Regular readers will know that I have strong views on attempts to burden stratigraphy with a new Epoch: the Anthropocene. The central one is that the lead-in to a putsch has as much to do with the creation of a bandwagon, to whose wheels all future geologists will be shackled, as it does to any scientific need for such a novelty. Bound up as it is with the fear that Earth may be experiencing its sixth mass extinction, the mooted Anthropocene will likely become a mere boundary marked by future stratigraphers as a Global Boundary Stratotype Section and Point or GSSP between the existing Holocene Epoch and that sequence of sedimentary strata and their fossil record that will be laid down on top of it. Or not, if humanity becomes extinct should the economically induced, dangerous modifications of our homeworld of the last few decades or centuries not be halted. Either way, it defies the stratigraphic ‘rule book’.
No one can deny that humanity’s activities are now immensely disruptive to surface geological processes. Nor is it possible to rule out such disruptive change to the biosphere in the near-future that a latter-day equivalent of the K/Pg or end-Permian events is on the cards: such confidence does not spring from the interminable succession of grand words and global inaction reiterated in December 2015 by the UN Paris Agreement on economically-induced climate change. Still, it was a bit of a relief to find that palaeontological evidence, or rather statistics derived from the fossil record in North American sedimentary rocks since the Carboniferous, emphasises that there is no need for the adoption of Anthropocene as an acceptable geological adjective.
To ecologists, extinctions are not the be all and end all of disruption of the biosphere. Major shifts in life’s richness are also recorded by the way entire ecosystems become disrupted. A classic, if small-scale, example is that way in which the ecosystem of the US Yellowstone National Park changed since the eradication by 1926 of the few hundred grey wolves that formerly preyed mainly on elk. In the 20 years since wolf reintroduction to the Park in 1995 the hugely complex but fragile Yellowstone ecosystem has showed clear signs of recovery of its pre-extirpation structure and diversity.

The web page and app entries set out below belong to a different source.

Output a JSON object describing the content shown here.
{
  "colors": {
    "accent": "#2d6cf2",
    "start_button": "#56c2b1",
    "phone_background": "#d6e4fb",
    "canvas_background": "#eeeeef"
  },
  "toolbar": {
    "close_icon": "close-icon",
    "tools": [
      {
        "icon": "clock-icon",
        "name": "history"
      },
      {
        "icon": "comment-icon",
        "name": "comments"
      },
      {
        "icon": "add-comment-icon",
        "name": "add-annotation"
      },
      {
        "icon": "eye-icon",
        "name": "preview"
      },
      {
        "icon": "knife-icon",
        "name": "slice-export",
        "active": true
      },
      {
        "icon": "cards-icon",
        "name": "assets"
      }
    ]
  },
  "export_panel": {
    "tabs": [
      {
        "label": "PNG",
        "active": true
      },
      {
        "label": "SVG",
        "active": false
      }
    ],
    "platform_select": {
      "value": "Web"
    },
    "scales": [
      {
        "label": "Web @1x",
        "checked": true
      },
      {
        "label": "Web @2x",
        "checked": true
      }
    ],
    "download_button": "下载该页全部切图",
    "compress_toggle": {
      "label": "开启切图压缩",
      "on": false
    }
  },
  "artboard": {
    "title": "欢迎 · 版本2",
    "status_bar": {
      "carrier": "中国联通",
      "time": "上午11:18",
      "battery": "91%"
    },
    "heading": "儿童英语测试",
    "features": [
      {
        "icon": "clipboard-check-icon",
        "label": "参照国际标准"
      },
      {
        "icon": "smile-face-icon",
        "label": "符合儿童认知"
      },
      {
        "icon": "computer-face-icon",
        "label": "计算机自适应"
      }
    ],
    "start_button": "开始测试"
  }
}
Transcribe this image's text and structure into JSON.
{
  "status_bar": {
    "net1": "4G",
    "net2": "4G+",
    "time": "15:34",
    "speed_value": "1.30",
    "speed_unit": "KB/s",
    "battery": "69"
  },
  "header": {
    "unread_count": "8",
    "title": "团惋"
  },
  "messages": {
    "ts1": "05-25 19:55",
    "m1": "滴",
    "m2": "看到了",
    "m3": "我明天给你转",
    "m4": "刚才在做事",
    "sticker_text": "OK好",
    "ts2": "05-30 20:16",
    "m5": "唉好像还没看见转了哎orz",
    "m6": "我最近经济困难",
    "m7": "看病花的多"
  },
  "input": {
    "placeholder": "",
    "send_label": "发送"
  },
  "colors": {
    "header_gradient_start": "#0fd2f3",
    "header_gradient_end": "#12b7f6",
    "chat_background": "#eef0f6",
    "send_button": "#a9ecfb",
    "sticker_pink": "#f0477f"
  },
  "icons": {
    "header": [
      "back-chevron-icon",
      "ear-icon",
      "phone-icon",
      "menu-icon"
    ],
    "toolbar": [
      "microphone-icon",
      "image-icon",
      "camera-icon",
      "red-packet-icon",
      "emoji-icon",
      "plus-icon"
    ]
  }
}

A consortium of mainly US ecologists, led by Kathleen Lyons of the National Museum of Natural History at the Smithsonian Institution in Washington DC, has assessed linkages between species of fossil animal and plants since the Carboniferous (S.K. Lyons and 28 others, 2015. Holocene shifts in the assembly of plant and animal communities implicate human impacts. Nature, published on-line 16 December 2015 doi:10.1038/nature16447). They found that of the 350 thousand pairs of species that occurred together at different times throughout the late Palaeozoic to the last Epoch of the Cenozoic, the Holocene, some pairs appeared or clustered together more often than might be expected from random chance. Such non-random association suggests to ecologists that the two members of such a pair somehow shared ecological resources persistently, hinting at relationships that helped stabilise their shared ecosystem. For most of post-300 Ma time an average of 64% of non-random pairs prevailed, but after 11.7 ka ago – the start of the Holocene – that dropped to 37%, suggesting a general destabilisation of many of the ecosystems being considered. This closely correlates with the first human colonisation of the Americas, the last of the habitable continents to which humans migrated. This matches the empirical evidence of early Holocene extinctions of large mammals in the Americas, which itself is analogous to the decimation of large fauna in Australasia during the late Pleistocene following human arrival from about 50 to 60 ka ago. Significant human-induced ecological impact seems to have accompanied their initial appearance everywhere. The ecological effects of animal domestication and agriculture in Eurasia and the Americas mark the Holocene particularly. In fact, in Europe the presence of Mesolithic hunter gatherers is generally inferred, in the face of very rare finds of artefacts and dwellings, from changes in pollen records from Holocene lake and wetland sediments, which show periods of tree clearance that can not be accounted for by climate change.
There is no need for Anthropocene, other than as a political device.